While we can see reductions in the mortality of infectious diseases such as HIV, Malaria, Tuberculosis, less controllable is the prevalence of non-communicable diseases (NCDs). Diseases like chronic respiratory disease, diabetes, cardiovascular (heart) disease, mental disorder and cancer are surging globally. Currently, cancer alone is reported to be causing more deaths globally than all of the infectious diseases mentioned above combined.
It was clear how the world responded to the epidemic of infectious diseases. Organisations such as PEPFAR ,Global Fund, Bill and Melinda Gates Foundation, World Bank and others all joined forces to deal with the widespread implications of infectious diseases. This response is something that is lacking in the war against NCDs and cancer in particular. While Sub Saharan Africa shoulders over seventy per cent of global cancer burden, it receives less than five per cent of global funding for cancer.
How can we respond?
In order to halt the increasing morbidity and mortality rates for cancer in Africa it is essential to have programmes that increase cancer awareness, and provide screening and early detection to the population. This, however, is just one component; the second is delivering standard treatment to patients where cancer is already diagnosed. This can include surgery, chemotherapy (drugs) or radiation therapy.
In East Africa, most of the countries are able to offer surgery and chemotherapies. However, currently only two countries, Kenya and Tanzania, are offering radiation therapy.

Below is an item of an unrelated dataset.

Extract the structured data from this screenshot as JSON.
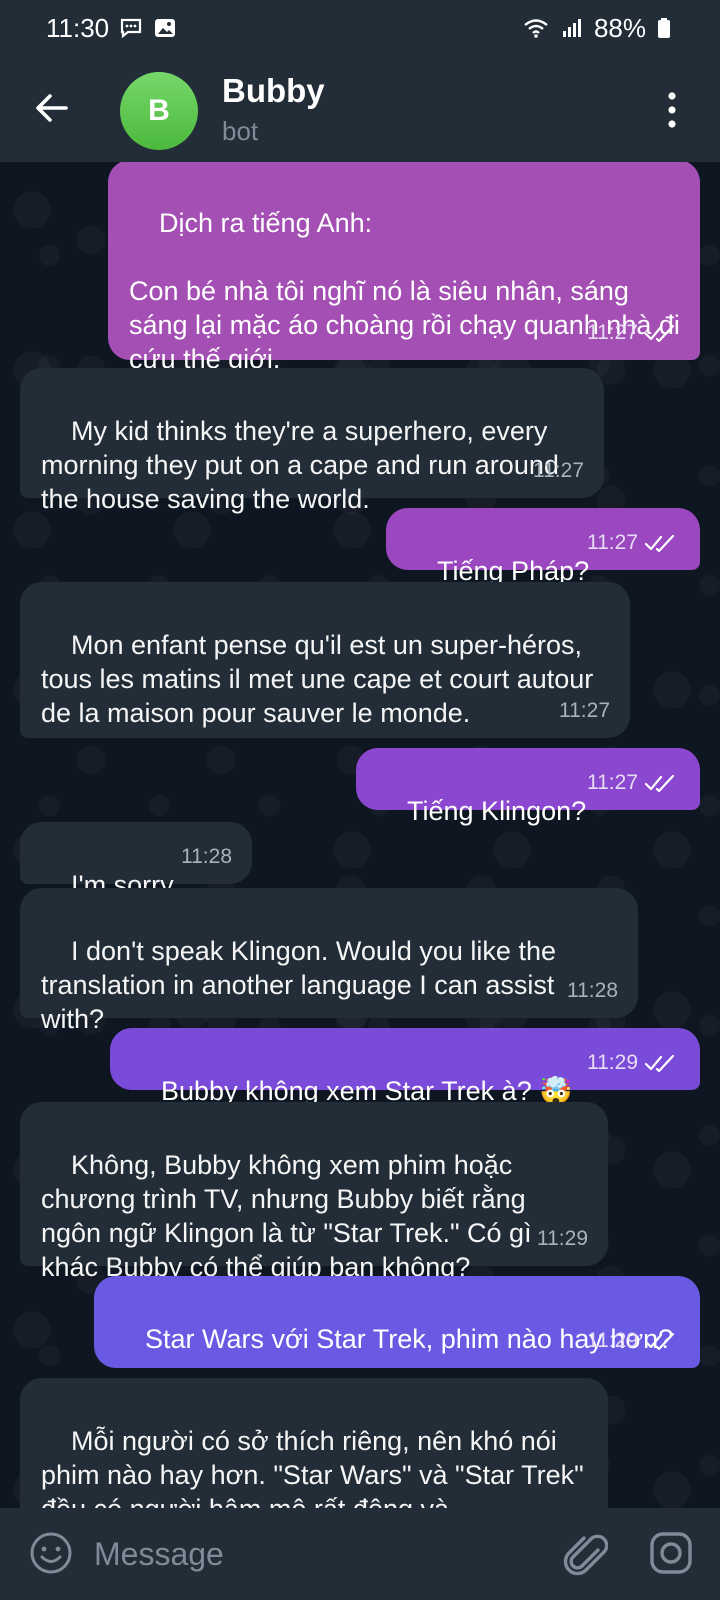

Radiation therapy is a very essential component of cancer care and control. It’s a kind of treatment that uses high energy to kill cancer cells in the body. Rwandans call it “gushiririza” which literally translates burning –I think from the fact that one of its side effect is skin burns. More than 50 per cent of all cancer patients will need radiation therapy at some point in their treatment – sometimes as the sole treatment or in combination with surgery or chemotherapy. Radiotherapy treatment is given in sessions, on average for a curative intent a patient can receive twenty five sessions which means around five weeks in total.
Summary status of radiation therapy in Africa
In 2010, the Directory of Radiotherapy Centres (DIRAC) reported that among 52 African countries only 23 offered radiation therapy services, leaving 29 others with no access to radiation therapy. A total of 160 radiotherapy centres were recorded in the continent with 277 radiotherapy machines. Not surprisingly though is the fact that the distribution of these machines is uneven: 90 per cent of these machines were accumulated in the North Africa and Republic of South Africa. Even in the states where radiotherapy facilities are present, there is only one machine serving entire population.
Currently, there are a total of eight radiation therapy centres in East Africa, but only six of these are in service, five are in Kenya (four in private hospitals and one in a public hospital). The other centre is in Tanzania (with one machine in the capital city).
Rwanda awaits own facility
In May this year, Rwanda, through Ministry of Health and Rwanda Military Hospital (RMH) Kanombe, signed a partnership deal for a radiation therapy centre to be housed at the RMH. The project was envisioned to be completed in 18 months. This comes as great news not only for Rwanda but also for its neighbouring countries. It takes only six hours from Burundi’s capital of Bujumbura to Kigali, and it’s easier for someone in the western Uganda to travel to Kigali than to Kampala. The machine will also serve the entire Eastern Congo as it will be a lot easier for someone in that region to travel to Kigali than to Kinshasa. A radiation therapy centre in Kigali will increase access for much of the East African population.
Setting up a radiotherapy unit is very expensive and there are many technical challenges involved. However, the most critical component is the human resources to run the facility. Key personnel in radiotherapy is paramount and include a radiation or clinical oncologist, a medical physicist, a medical engineer, a radiotherapist, nurses, among others. Currently, Rwanda has only one radiation oncologist, but has no medical physicist and no radiotherapist. However, we now the opportunity to train these specialised personnel to be able to provide the best services to those who will be coming to Kigali for management of their diseases. Radiotherapy, as the rest of cancer treatment modalities, is expensive, which poses a great challenge to our poor populations. For curative intent, radiation treatment on average costs Rwf2 million.
Investments at all levels will be critical to deliver radiation therapy to patients in need, but will also allow us to strengthen efforts in policy and continue the fight against cancer and non-communicable diseases.
The writer is an oncologist by training and Founder & Board Chair, Rwanda Children’s Cancer Relief